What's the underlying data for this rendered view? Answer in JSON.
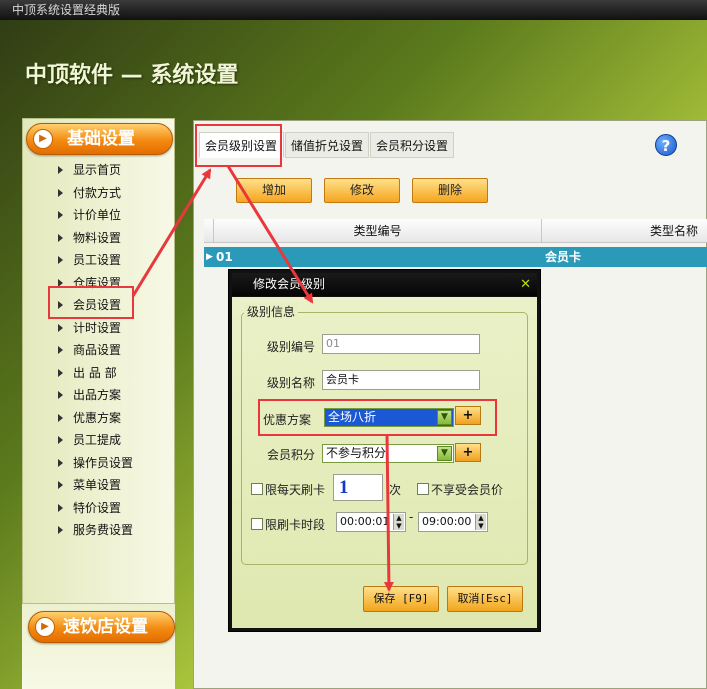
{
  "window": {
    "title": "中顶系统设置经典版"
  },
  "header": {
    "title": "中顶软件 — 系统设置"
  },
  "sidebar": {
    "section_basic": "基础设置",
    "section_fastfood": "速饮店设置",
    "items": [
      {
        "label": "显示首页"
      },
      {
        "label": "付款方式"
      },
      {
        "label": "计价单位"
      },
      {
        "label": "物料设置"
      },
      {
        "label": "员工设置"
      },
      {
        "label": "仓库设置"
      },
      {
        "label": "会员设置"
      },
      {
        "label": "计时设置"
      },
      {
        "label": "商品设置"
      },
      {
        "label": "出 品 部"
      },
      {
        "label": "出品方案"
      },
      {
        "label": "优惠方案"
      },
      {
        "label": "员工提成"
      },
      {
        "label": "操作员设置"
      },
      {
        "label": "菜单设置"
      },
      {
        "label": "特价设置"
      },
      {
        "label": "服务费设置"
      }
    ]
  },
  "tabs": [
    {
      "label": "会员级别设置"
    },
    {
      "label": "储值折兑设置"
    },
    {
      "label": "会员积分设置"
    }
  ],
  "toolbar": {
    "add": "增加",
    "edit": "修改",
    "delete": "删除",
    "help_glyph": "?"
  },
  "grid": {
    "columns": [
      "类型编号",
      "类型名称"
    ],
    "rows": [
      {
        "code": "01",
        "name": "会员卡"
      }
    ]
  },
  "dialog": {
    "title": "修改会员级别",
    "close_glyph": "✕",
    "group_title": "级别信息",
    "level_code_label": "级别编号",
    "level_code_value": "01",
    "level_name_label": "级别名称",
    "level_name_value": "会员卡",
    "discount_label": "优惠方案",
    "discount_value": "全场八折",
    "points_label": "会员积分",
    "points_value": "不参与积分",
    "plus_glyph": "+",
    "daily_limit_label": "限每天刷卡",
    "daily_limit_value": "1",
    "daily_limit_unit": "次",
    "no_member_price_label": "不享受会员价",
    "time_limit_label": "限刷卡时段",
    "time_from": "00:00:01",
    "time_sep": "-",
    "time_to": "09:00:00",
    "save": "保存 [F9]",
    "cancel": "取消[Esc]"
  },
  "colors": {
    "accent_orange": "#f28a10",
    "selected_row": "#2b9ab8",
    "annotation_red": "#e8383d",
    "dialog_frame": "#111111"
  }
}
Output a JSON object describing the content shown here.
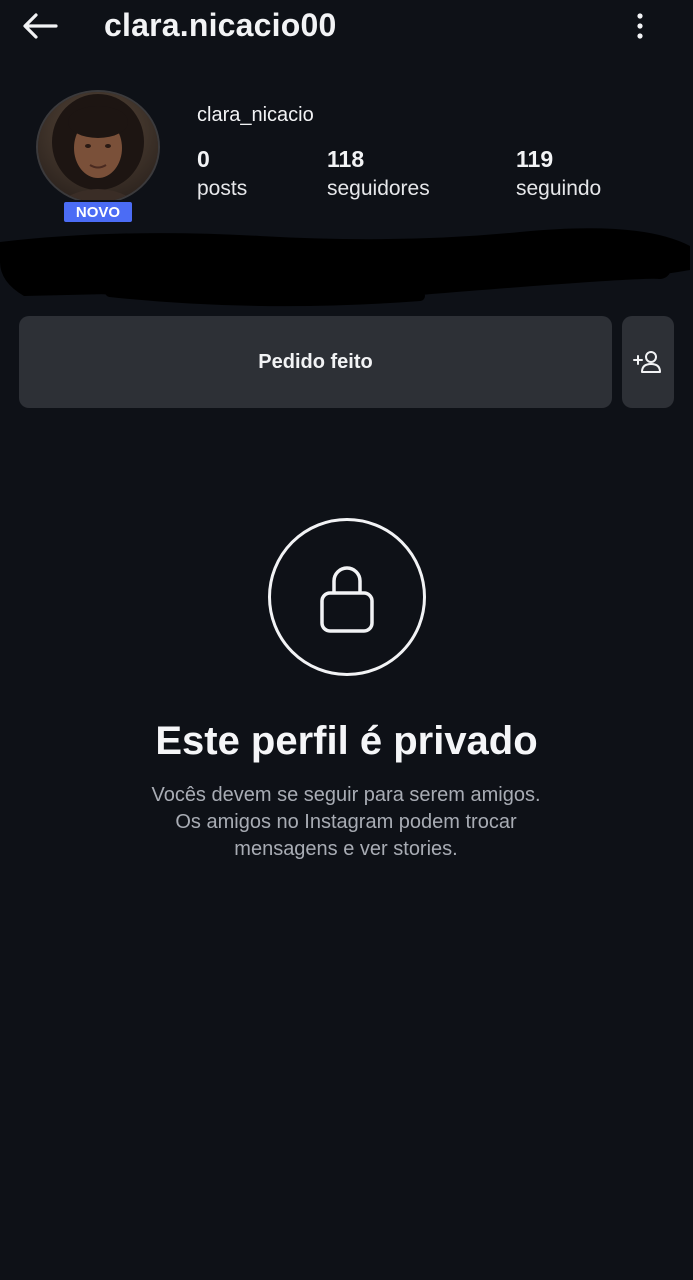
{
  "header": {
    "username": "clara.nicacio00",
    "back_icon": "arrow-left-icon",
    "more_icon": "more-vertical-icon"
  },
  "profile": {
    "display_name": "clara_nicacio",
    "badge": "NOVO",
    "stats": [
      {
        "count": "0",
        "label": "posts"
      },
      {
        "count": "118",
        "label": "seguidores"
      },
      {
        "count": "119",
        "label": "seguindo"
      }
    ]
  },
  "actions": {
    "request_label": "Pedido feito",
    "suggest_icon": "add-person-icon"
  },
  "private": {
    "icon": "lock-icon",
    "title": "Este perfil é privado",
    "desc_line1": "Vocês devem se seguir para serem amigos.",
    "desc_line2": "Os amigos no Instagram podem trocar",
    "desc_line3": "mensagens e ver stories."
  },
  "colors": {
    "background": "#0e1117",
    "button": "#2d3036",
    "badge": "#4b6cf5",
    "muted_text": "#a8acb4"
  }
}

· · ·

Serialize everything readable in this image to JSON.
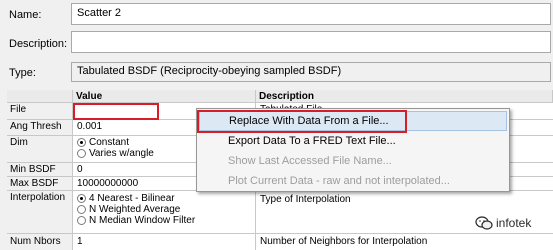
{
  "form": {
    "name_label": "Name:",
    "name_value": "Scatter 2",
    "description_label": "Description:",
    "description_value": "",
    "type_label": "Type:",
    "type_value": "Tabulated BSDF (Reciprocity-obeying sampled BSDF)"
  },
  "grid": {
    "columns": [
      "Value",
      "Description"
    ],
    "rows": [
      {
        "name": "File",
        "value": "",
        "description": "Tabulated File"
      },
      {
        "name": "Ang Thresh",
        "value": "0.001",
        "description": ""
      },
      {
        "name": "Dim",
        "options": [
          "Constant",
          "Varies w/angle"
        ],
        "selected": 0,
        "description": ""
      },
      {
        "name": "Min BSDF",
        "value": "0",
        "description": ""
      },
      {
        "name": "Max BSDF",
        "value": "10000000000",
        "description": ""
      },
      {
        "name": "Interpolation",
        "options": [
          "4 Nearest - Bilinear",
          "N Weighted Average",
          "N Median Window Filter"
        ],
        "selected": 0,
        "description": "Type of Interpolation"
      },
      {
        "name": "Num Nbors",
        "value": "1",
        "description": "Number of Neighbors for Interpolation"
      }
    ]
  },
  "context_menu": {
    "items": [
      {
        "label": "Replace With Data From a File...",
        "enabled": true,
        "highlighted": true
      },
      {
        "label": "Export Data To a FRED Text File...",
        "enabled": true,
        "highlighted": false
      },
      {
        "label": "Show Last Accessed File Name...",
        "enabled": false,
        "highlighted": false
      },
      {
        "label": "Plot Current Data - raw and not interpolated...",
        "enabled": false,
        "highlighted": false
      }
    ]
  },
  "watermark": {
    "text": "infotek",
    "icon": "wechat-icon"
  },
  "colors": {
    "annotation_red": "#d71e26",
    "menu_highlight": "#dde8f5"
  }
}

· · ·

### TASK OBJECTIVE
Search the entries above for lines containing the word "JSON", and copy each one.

### ANSWER FOR THE TASK
What's the underlying data for this rendered view? Answer in JSON.
Output a JSON object describing the content shown here.
Serialize everything readable in this image to JSON.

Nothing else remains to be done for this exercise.